It was a heavy blow for Kreli and Umhlakaza; but not so great as might have been expected, for the failure was attributed to unbelief which had mortified the unseen spirits. Quarrels arose between the believers and unbelievers, and there was some fighting. On the European side two English people were murdered during the excitement, and the native losses were very great. Despite all the Governor's efforts thousands died of starvation, and it has been estimated that 100,000 were obliged to leave Kaffirland and seek employment in Cape Colony, where labour was so much needed.

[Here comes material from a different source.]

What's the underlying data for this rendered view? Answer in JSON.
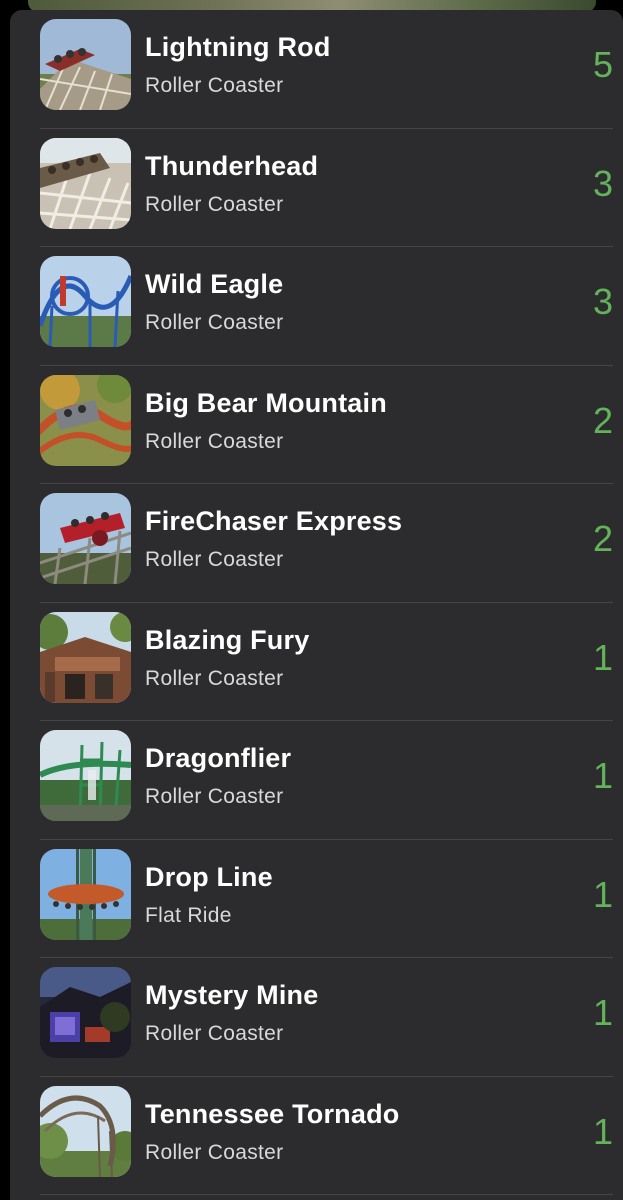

Having done all he could for the relief of the infatuated people, Grey determined to strike an effective blow at the page 142power of the chiefs who had caused so much trouble. Fadanna and Quesha were captured, tried and sentenced; the one to seven years' imprisonment, the other to twelve months'. Macoma was sentenced to imprisonment with hard labour; but as he was an old man, Grey relieved him of the labour, so that his case might not excite too much sympathy. The death sentence passed on several others was commuted to twenty years' imprisonment.

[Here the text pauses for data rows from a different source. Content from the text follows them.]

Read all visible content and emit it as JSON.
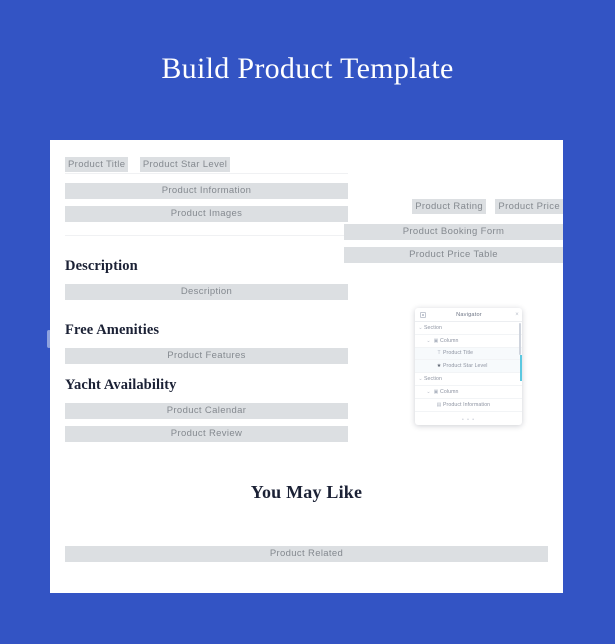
{
  "page": {
    "title": "Build Product Template",
    "background_color": "#3354c4",
    "canvas_color": "#ffffff",
    "widget_color": "#dcdfe2",
    "widget_text_color": "#84898f",
    "heading_color": "#1b2135",
    "accent_color": "#5bc8e0"
  },
  "left_column": {
    "tags": [
      {
        "label": "Product Title"
      },
      {
        "label": "Product Star Level"
      }
    ],
    "widgets": [
      {
        "label": "Product Information"
      },
      {
        "label": "Product Images"
      }
    ],
    "sections": [
      {
        "heading": "Description",
        "widgets": [
          {
            "label": "Description"
          }
        ]
      },
      {
        "heading": "Free Amenities",
        "widgets": [
          {
            "label": "Product Features"
          }
        ]
      },
      {
        "heading": "Yacht Availability",
        "widgets": [
          {
            "label": "Product Calendar"
          },
          {
            "label": "Product Review"
          }
        ]
      }
    ]
  },
  "right_column": {
    "tags": [
      {
        "label": "Product Rating"
      },
      {
        "label": "Product Price"
      }
    ],
    "widgets": [
      {
        "label": "Product Booking Form"
      },
      {
        "label": "Product Price Table"
      }
    ]
  },
  "bottom_band": {
    "heading": "You May Like",
    "widgets": [
      {
        "label": "Product Related"
      }
    ]
  },
  "navigator": {
    "title": "Navigator",
    "panel_icon": "panel-icon",
    "close_icon": "×",
    "grip": "• • •",
    "rows": [
      {
        "label": "Section",
        "depth": 1,
        "caret": "⌄",
        "icon": "",
        "selected": false
      },
      {
        "label": "Column",
        "depth": 2,
        "caret": "⌄",
        "icon": "▣",
        "selected": false
      },
      {
        "label": "Product Title",
        "depth": 3,
        "caret": "",
        "icon": "T",
        "selected": true
      },
      {
        "label": "Product Star Level",
        "depth": 3,
        "caret": "",
        "icon": "★",
        "selected": true
      },
      {
        "label": "Section",
        "depth": 1,
        "caret": "⌄",
        "icon": "",
        "selected": false
      },
      {
        "label": "Column",
        "depth": 2,
        "caret": "⌄",
        "icon": "▣",
        "selected": false
      },
      {
        "label": "Product Information",
        "depth": 3,
        "caret": "",
        "icon": "▤",
        "selected": false
      }
    ]
  }
}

Kreli's turn came later. That smiling, crafty old schemer was living in fancied security beyond the Kei River, waiting for a more favourable opportunity when the country might be denuded of troops. Grey fell upon him with an irregular force, striking him simultaneously at three points. He drove him beyond the Bashee River through tribes that were friendly to the British. There he remained helpless till in 1860 he wrote a letter to the High Commissioner praying for pardon, and asking for a piece of land in his former territory where he might have a home, and spend the remainder of his life free from incessant cares. This was granted, and Grey had no further trouble with him. The highest praise was bestowed on the High Commissioner for the success of his policy. Sir Bulwer Lytton freely acknowledged that he had not only averted war, but had transformed what threatened to be a grave calamity into a means of enhancing the prestige of the British Government among the native races in South Africa.page break